**Activity:** When a line in the entries below contains the word "Joyoshare", copy that line.

**Working data:**
▬▬▬▬▬▬▬▬▬▬

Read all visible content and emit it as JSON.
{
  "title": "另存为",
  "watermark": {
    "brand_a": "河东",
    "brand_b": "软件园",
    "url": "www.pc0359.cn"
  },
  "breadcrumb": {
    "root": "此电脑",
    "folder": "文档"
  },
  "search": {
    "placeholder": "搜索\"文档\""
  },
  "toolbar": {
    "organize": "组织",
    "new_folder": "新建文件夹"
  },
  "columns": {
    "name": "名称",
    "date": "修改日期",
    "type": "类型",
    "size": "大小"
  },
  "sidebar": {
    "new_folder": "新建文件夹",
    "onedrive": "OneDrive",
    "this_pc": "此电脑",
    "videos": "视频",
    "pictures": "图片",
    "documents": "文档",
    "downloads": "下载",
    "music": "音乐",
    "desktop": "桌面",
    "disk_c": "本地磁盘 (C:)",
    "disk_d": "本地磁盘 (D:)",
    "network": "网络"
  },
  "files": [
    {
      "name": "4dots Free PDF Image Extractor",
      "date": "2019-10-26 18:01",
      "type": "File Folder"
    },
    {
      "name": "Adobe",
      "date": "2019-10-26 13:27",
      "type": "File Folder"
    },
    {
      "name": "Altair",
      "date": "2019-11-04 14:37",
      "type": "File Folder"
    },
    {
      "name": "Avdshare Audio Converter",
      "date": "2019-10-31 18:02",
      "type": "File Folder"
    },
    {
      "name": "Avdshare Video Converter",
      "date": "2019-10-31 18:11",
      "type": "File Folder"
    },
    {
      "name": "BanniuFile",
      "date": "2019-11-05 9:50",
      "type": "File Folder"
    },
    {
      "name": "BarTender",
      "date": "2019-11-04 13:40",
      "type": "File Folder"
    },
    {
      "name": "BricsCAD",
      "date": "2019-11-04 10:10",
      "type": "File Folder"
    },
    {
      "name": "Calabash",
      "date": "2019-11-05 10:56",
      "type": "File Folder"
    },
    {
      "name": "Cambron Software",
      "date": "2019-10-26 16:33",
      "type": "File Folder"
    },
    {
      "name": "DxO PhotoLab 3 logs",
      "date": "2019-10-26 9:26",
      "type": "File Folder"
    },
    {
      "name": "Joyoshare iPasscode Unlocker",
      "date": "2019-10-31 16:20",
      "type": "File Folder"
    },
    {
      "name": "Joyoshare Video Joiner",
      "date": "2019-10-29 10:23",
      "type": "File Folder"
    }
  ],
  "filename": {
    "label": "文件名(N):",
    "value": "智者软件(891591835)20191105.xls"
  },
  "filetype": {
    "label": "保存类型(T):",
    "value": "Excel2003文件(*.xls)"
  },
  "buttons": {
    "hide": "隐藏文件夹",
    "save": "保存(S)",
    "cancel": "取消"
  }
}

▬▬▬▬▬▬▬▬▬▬

**Solution:**
      "name": "Joyoshare iPasscode Unlocker",
      "name": "Joyoshare Video Joiner",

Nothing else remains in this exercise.